This rule usually refers to ships in difficulty, for example due to engine failure. In the unmanned ship sector the condition of “ship that does not govern” first of all evokes the risk of the failure of the ship’s communication system.
The solution to problems of this nature could perhaps be seen in the use of appropriate signaling systems to inform those navigating near the damage. However, the reference of the norm to “exceptional circumstances” seems to limit its scope to different profiles with respect to the ordinary mode of operation of the ship, which could perhaps make it difficult to subsume the autonomous management of the ship in the field of operation of the provision in question.
In summary, while the advent of navigation with remote control and autonomous navigation under human control do not seem to impose a radical modification of the ColRegs so that they can regulate the phenomenon, just as it does not seem to be able to be said with regard to fully autonomous navigation, in the state incompatible with the their current formulation.

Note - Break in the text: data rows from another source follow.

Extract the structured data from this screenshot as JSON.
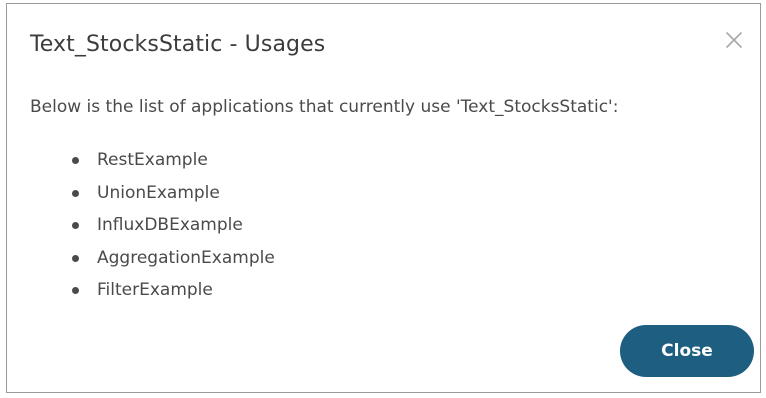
{
  "dialog": {
    "title": "Text_StocksStatic - Usages",
    "description": "Below is the list of applications that currently use 'Text_StocksStatic':",
    "applications": [
      "RestExample",
      "UnionExample",
      "InfluxDBExample",
      "AggregationExample",
      "FilterExample"
    ],
    "close_button_label": "Close",
    "close_icon": "close-icon",
    "accent_color": "#1e5e80"
  }
}
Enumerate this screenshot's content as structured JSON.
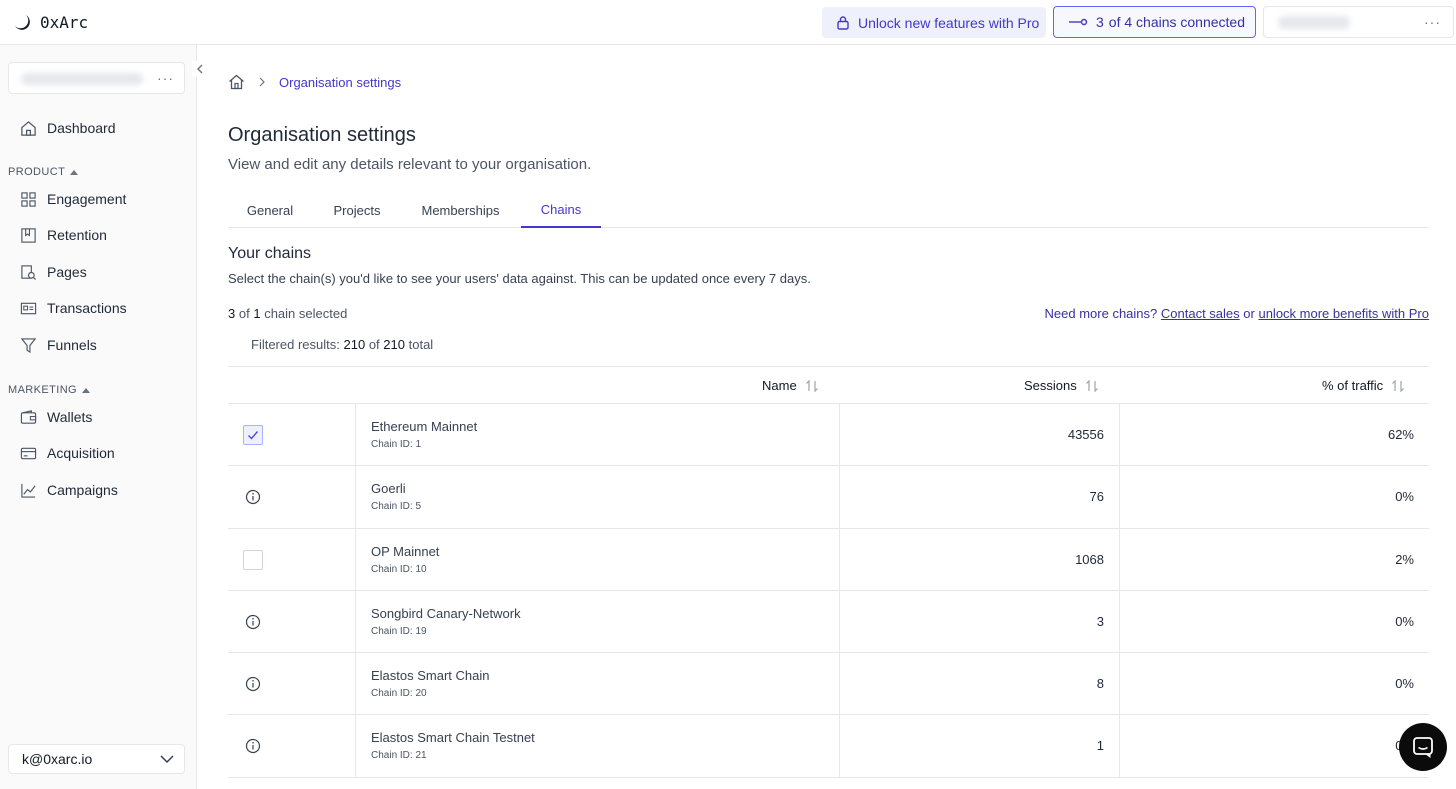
{
  "app": {
    "name": "0xArc"
  },
  "topbar": {
    "pro_label": "Unlock new features with Pro",
    "chains_count": "3",
    "chains_label": "of 4 chains connected",
    "more_label": "···"
  },
  "sidebar": {
    "org_more": "···",
    "dashboard": "Dashboard",
    "product_label": "PRODUCT",
    "product_items": [
      "Engagement",
      "Retention",
      "Pages",
      "Transactions",
      "Funnels"
    ],
    "marketing_label": "MARKETING",
    "marketing_items": [
      "Wallets",
      "Acquisition",
      "Campaigns"
    ],
    "user_email": "k@0xarc.io"
  },
  "breadcrumb": {
    "current": "Organisation settings"
  },
  "page": {
    "title": "Organisation settings",
    "subtitle": "View and edit any details relevant to your organisation."
  },
  "tabs": [
    "General",
    "Projects",
    "Memberships",
    "Chains"
  ],
  "chains": {
    "title": "Your chains",
    "description": "Select the chain(s) you'd like to see your users' data against. This can be updated once every 7 days.",
    "selected_count": "3",
    "selected_of": "of",
    "selected_total": "1",
    "selected_suffix": "chain selected",
    "more_prefix": "Need more chains?",
    "contact_sales": "Contact sales",
    "or": "or",
    "unlock_link": "unlock more benefits with Pro",
    "filter_prefix": "Filtered results:",
    "filter_count": "210",
    "filter_of": "of",
    "filter_total": "210",
    "filter_suffix": "total"
  },
  "table": {
    "headers": {
      "name": "Name",
      "sessions": "Sessions",
      "traffic": "% of traffic"
    },
    "rows": [
      {
        "state": "checked",
        "name": "Ethereum Mainnet",
        "chain_id": "Chain ID: 1",
        "sessions": "43556",
        "traffic": "62%"
      },
      {
        "state": "info",
        "name": "Goerli",
        "chain_id": "Chain ID: 5",
        "sessions": "76",
        "traffic": "0%"
      },
      {
        "state": "unchecked",
        "name": "OP Mainnet",
        "chain_id": "Chain ID: 10",
        "sessions": "1068",
        "traffic": "2%"
      },
      {
        "state": "info",
        "name": "Songbird Canary-Network",
        "chain_id": "Chain ID: 19",
        "sessions": "3",
        "traffic": "0%"
      },
      {
        "state": "info",
        "name": "Elastos Smart Chain",
        "chain_id": "Chain ID: 20",
        "sessions": "8",
        "traffic": "0%"
      },
      {
        "state": "info",
        "name": "Elastos Smart Chain Testnet",
        "chain_id": "Chain ID: 21",
        "sessions": "1",
        "traffic": "0%"
      }
    ]
  },
  "colors": {
    "accent": "#4338ca",
    "border": "#e5e7eb",
    "sidebar_bg": "#fafafa"
  }
}
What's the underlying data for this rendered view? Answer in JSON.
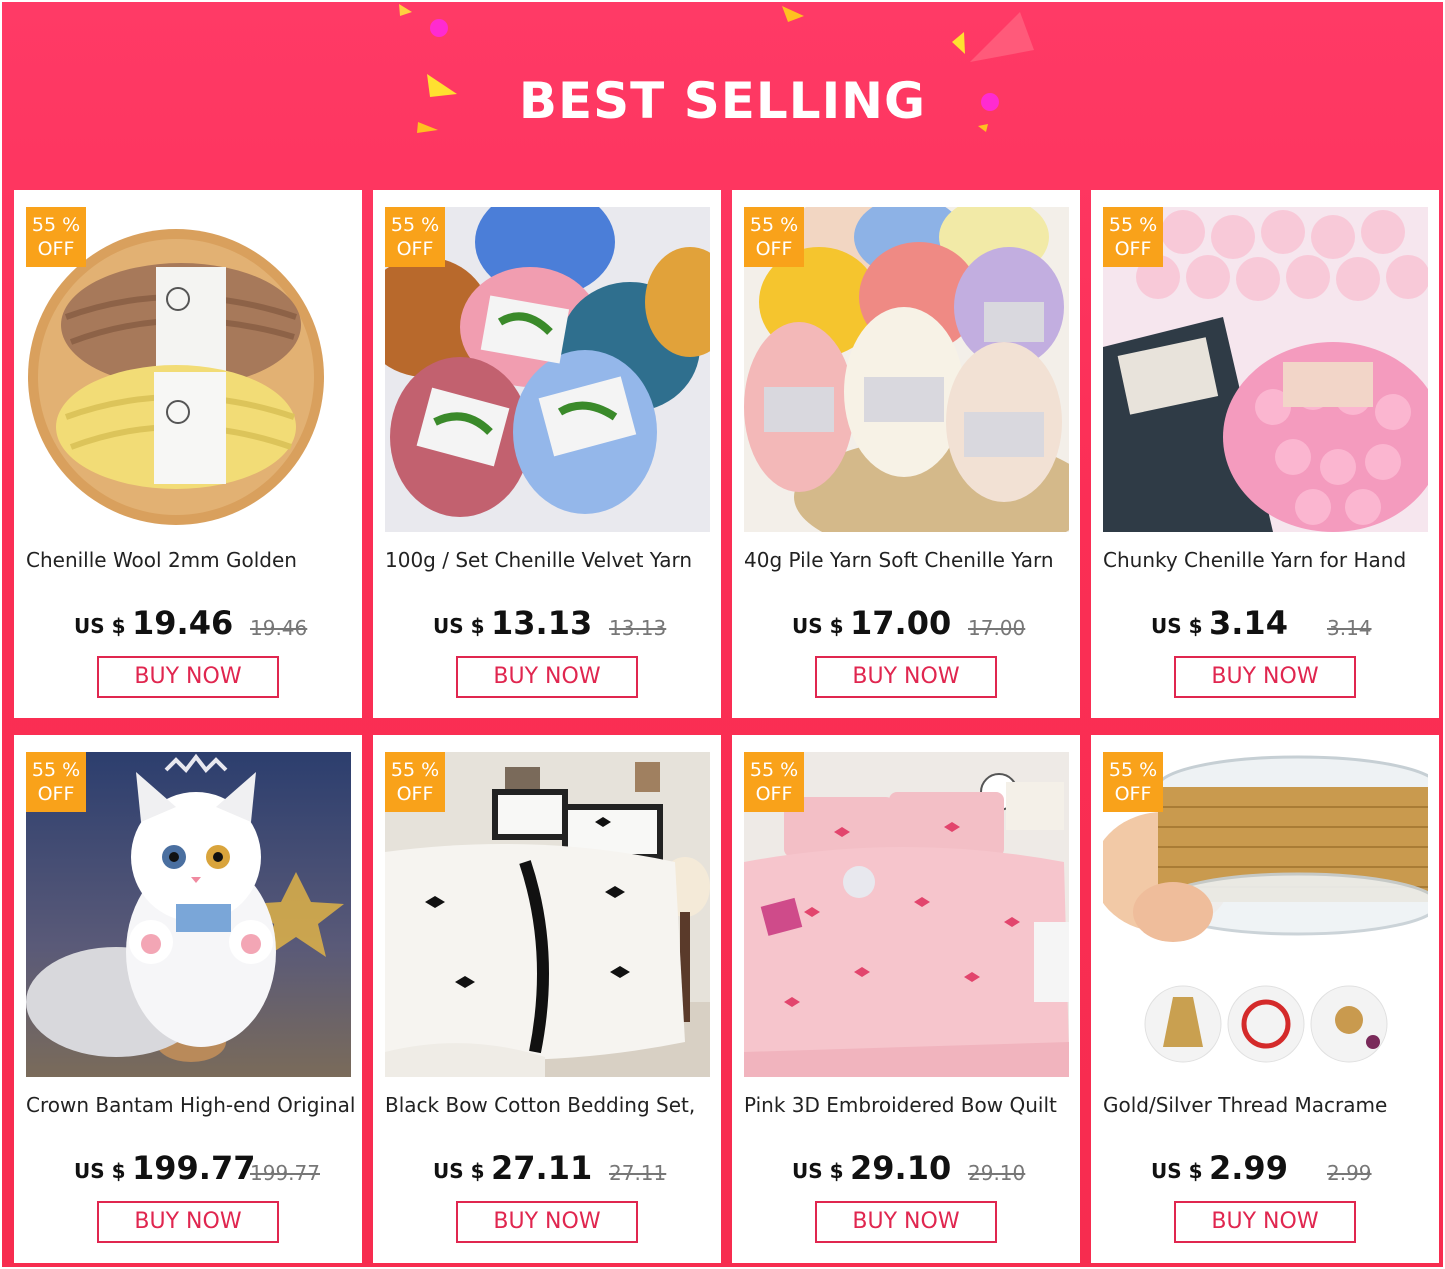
{
  "banner": {
    "title": "BEST SELLING"
  },
  "colors": {
    "banner_red": "#f72c4f",
    "badge_orange": "#f9a21a",
    "button_red": "#e0264f"
  },
  "products": [
    {
      "name": "Chenille Wool 2mm Golden",
      "discount": "55 %",
      "discount_word": "OFF",
      "currency": "US $",
      "price": "19.46",
      "original_price": "19.46",
      "button": "BUY NOW",
      "image": "yarn-balls-brown-yellow"
    },
    {
      "name": "100g / Set Chenille Velvet Yarn",
      "discount": "55 %",
      "discount_word": "OFF",
      "currency": "US $",
      "price": "13.13",
      "original_price": "13.13",
      "button": "BUY NOW",
      "image": "colorful-velvet-yarn"
    },
    {
      "name": "40g Pile Yarn Soft Chenille Yarn",
      "discount": "55 %",
      "discount_word": "OFF",
      "currency": "US $",
      "price": "17.00",
      "original_price": "17.00",
      "button": "BUY NOW",
      "image": "pastel-yarn-basket"
    },
    {
      "name": "Chunky Chenille Yarn for Hand",
      "discount": "55 %",
      "discount_word": "OFF",
      "currency": "US $",
      "price": "3.14",
      "original_price": "3.14",
      "button": "BUY NOW",
      "image": "pink-chunky-yarn"
    },
    {
      "name": "Crown Bantam High-end Original",
      "discount": "55 %",
      "discount_word": "OFF",
      "currency": "US $",
      "price": "199.77",
      "original_price": "199.77",
      "button": "BUY NOW",
      "image": "white-cat-plush"
    },
    {
      "name": "Black Bow Cotton Bedding Set,",
      "discount": "55 %",
      "discount_word": "OFF",
      "currency": "US $",
      "price": "27.11",
      "original_price": "27.11",
      "button": "BUY NOW",
      "image": "white-bedding-black-bows"
    },
    {
      "name": "Pink 3D Embroidered Bow Quilt",
      "discount": "55 %",
      "discount_word": "OFF",
      "currency": "US $",
      "price": "29.10",
      "original_price": "29.10",
      "button": "BUY NOW",
      "image": "pink-bow-quilt"
    },
    {
      "name": "Gold/Silver Thread Macrame",
      "discount": "55 %",
      "discount_word": "OFF",
      "currency": "US $",
      "price": "2.99",
      "original_price": "2.99",
      "button": "BUY NOW",
      "image": "gold-thread-spool"
    }
  ]
}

As mentioned, the ColRegs detect to establish the fault in the event of a collision and it is precisely in relation to the responsibility for collisions that autonomous navigation poses the greatest criticalities.
With regard to autonomous navigation, the identification of new liability rules arises in terms of legislative policy, in which essentially three scenarios are envisaged: (i) objective liability of the shipowner, accompanied by the obligation of adequate risk insurance and by a direct action by the injured party; (ii) objective liability of autonomous vessels; (iii) liability for fault of the software and hardware developers, system engineers and stand-alone shipbuilders.
This same approach can be seen in the publication that deals with the issue of channeling responsibility for autonomous driving cars, where there is no lack of those who maintain that, given the capacity for autonomous thinking of artificial intelligence, to the point of allowing it to depart from the rules imposed on it from the manufacturer, it is possible to assign to the autonomous vehicles legal personality.
The question, therefore, is not one of technique, but of legislative policy: the reference to the fault of the ship contained in art. 3 Conv. Brussels 1910 and the implicit reference to the common law doctrine of the personification of the ship and to its possible corollaries (first of all the actio in rem), already explains that in technical terms attributing to the ship juridical personality through the fictio is a road, although distant from the civil categories and from the continental sensibility, which can be traveled.
The issue on which we need to reflect is whether, as much as possible, such a step is desirable.
It is therefore necessary to ask whether it makes sense to imagine imputation of responsibility to a ship without this corresponding to a full autonomy, not already and not so much in terms of navigation, but rather with regard to the channeling to the ship of every interest and activity relating to the operation of the shipping company.
This is not reflected in today’s social and economic reality and the answer should therefore be negative, appearing in the most appropriate state to channel the responsibility towards the shipowner who takes the exercise of the ship.
* Senior Partner, Zunarelli Studio Legale Associato